= Beginning of Section =

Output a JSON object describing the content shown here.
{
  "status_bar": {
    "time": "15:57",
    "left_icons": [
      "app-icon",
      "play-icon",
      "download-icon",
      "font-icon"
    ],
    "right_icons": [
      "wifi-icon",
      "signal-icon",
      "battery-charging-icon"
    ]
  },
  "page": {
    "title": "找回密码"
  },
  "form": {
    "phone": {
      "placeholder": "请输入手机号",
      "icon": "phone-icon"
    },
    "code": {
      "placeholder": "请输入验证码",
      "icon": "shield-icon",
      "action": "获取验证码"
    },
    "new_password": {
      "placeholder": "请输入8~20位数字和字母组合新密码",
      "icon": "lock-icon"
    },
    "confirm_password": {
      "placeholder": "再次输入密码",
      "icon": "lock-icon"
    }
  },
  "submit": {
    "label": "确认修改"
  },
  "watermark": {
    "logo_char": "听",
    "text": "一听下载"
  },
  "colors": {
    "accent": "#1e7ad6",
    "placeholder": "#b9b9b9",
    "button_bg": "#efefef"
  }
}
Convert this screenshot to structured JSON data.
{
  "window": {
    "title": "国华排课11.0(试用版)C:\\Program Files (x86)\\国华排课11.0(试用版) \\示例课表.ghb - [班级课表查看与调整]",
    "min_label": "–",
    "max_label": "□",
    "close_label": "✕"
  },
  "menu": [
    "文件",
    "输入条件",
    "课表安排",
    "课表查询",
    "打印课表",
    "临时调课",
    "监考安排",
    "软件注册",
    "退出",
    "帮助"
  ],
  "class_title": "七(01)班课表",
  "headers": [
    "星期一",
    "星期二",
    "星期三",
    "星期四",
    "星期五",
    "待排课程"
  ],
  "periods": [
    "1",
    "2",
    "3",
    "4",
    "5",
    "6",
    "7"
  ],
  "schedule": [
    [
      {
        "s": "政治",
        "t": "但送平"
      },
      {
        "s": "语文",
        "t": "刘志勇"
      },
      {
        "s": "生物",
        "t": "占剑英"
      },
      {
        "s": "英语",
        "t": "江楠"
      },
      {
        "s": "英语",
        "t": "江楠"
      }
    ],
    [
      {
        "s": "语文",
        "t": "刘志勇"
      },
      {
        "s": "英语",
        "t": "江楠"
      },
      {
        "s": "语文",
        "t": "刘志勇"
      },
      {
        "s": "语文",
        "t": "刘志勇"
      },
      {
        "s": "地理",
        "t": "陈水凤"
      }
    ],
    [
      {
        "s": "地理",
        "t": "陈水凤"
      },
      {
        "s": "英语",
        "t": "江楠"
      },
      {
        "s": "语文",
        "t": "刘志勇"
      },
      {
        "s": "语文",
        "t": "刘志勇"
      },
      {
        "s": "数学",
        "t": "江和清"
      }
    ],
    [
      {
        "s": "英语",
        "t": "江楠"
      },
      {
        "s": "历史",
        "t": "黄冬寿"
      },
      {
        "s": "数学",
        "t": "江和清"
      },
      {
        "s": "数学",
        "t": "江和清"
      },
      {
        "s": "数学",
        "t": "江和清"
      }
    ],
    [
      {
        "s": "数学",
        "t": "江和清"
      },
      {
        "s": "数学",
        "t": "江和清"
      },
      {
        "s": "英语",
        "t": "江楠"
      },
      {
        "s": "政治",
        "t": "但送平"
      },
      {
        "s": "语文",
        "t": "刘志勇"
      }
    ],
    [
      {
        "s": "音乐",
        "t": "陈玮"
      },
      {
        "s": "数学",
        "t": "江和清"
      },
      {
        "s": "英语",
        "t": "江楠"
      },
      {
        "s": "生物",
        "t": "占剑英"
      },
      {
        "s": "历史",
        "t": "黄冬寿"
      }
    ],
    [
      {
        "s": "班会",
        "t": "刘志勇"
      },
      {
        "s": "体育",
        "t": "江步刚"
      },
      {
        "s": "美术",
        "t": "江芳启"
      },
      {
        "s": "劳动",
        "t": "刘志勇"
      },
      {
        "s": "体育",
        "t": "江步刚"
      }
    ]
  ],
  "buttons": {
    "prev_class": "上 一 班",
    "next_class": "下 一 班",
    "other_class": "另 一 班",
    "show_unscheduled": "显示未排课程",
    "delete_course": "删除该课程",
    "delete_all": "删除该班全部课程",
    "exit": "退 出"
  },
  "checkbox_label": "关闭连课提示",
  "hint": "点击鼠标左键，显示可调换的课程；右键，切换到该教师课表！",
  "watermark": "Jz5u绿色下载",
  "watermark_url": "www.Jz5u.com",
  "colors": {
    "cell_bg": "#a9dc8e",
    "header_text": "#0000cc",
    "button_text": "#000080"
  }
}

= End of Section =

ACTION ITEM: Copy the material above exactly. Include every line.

PROBLEM SOLUTION:
Output a JSON object describing the content shown here.
{
  "status_bar": {
    "time": "15:57",
    "left_icons": [
      "app-icon",
      "play-icon",
      "download-icon",
      "font-icon"
    ],
    "right_icons": [
      "wifi-icon",
      "signal-icon",
      "battery-charging-icon"
    ]
  },
  "page": {
    "title": "找回密码"
  },
  "form": {
    "phone": {
      "placeholder": "请输入手机号",
      "icon": "phone-icon"
    },
    "code": {
      "placeholder": "请输入验证码",
      "icon": "shield-icon",
      "action": "获取验证码"
    },
    "new_password": {
      "placeholder": "请输入8~20位数字和字母组合新密码",
      "icon": "lock-icon"
    },
    "confirm_password": {
      "placeholder": "再次输入密码",
      "icon": "lock-icon"
    }
  },
  "submit": {
    "label": "确认修改"
  },
  "watermark": {
    "logo_char": "听",
    "text": "一听下载"
  },
  "colors": {
    "accent": "#1e7ad6",
    "placeholder": "#b9b9b9",
    "button_bg": "#efefef"
  }
}
Convert this screenshot to structured JSON data.
{
  "window": {
    "title": "国华排课11.0(试用版)C:\\Program Files (x86)\\国华排课11.0(试用版) \\示例课表.ghb - [班级课表查看与调整]",
    "min_label": "–",
    "max_label": "□",
    "close_label": "✕"
  },
  "menu": [
    "文件",
    "输入条件",
    "课表安排",
    "课表查询",
    "打印课表",
    "临时调课",
    "监考安排",
    "软件注册",
    "退出",
    "帮助"
  ],
  "class_title": "七(01)班课表",
  "headers": [
    "星期一",
    "星期二",
    "星期三",
    "星期四",
    "星期五",
    "待排课程"
  ],
  "periods": [
    "1",
    "2",
    "3",
    "4",
    "5",
    "6",
    "7"
  ],
  "schedule": [
    [
      {
        "s": "政治",
        "t": "但送平"
      },
      {
        "s": "语文",
        "t": "刘志勇"
      },
      {
        "s": "生物",
        "t": "占剑英"
      },
      {
        "s": "英语",
        "t": "江楠"
      },
      {
        "s": "英语",
        "t": "江楠"
      }
    ],
    [
      {
        "s": "语文",
        "t": "刘志勇"
      },
      {
        "s": "英语",
        "t": "江楠"
      },
      {
        "s": "语文",
        "t": "刘志勇"
      },
      {
        "s": "语文",
        "t": "刘志勇"
      },
      {
        "s": "地理",
        "t": "陈水凤"
      }
    ],
    [
      {
        "s": "地理",
        "t": "陈水凤"
      },
      {
        "s": "英语",
        "t": "江楠"
      },
      {
        "s": "语文",
        "t": "刘志勇"
      },
      {
        "s": "语文",
        "t": "刘志勇"
      },
      {
        "s": "数学",
        "t": "江和清"
      }
    ],
    [
      {
        "s": "英语",
        "t": "江楠"
      },
      {
        "s": "历史",
        "t": "黄冬寿"
      },
      {
        "s": "数学",
        "t": "江和清"
      },
      {
        "s": "数学",
        "t": "江和清"
      },
      {
        "s": "数学",
        "t": "江和清"
      }
    ],
    [
      {
        "s": "数学",
        "t": "江和清"
      },
      {
        "s": "数学",
        "t": "江和清"
      },
      {
        "s": "英语",
        "t": "江楠"
      },
      {
        "s": "政治",
        "t": "但送平"
      },
      {
        "s": "语文",
        "t": "刘志勇"
      }
    ],
    [
      {
        "s": "音乐",
        "t": "陈玮"
      },
      {
        "s": "数学",
        "t": "江和清"
      },
      {
        "s": "英语",
        "t": "江楠"
      },
      {
        "s": "生物",
        "t": "占剑英"
      },
      {
        "s": "历史",
        "t": "黄冬寿"
      }
    ],
    [
      {
        "s": "班会",
        "t": "刘志勇"
      },
      {
        "s": "体育",
        "t": "江步刚"
      },
      {
        "s": "美术",
        "t": "江芳启"
      },
      {
        "s": "劳动",
        "t": "刘志勇"
      },
      {
        "s": "体育",
        "t": "江步刚"
      }
    ]
  ],
  "buttons": {
    "prev_class": "上 一 班",
    "next_class": "下 一 班",
    "other_class": "另 一 班",
    "show_unscheduled": "显示未排课程",
    "delete_course": "删除该课程",
    "delete_all": "删除该班全部课程",
    "exit": "退 出"
  },
  "checkbox_label": "关闭连课提示",
  "hint": "点击鼠标左键，显示可调换的课程；右键，切换到该教师课表！",
  "watermark": "Jz5u绿色下载",
  "watermark_url": "www.Jz5u.com",
  "colors": {
    "cell_bg": "#a9dc8e",
    "header_text": "#0000cc",
    "button_text": "#000080"
  }
}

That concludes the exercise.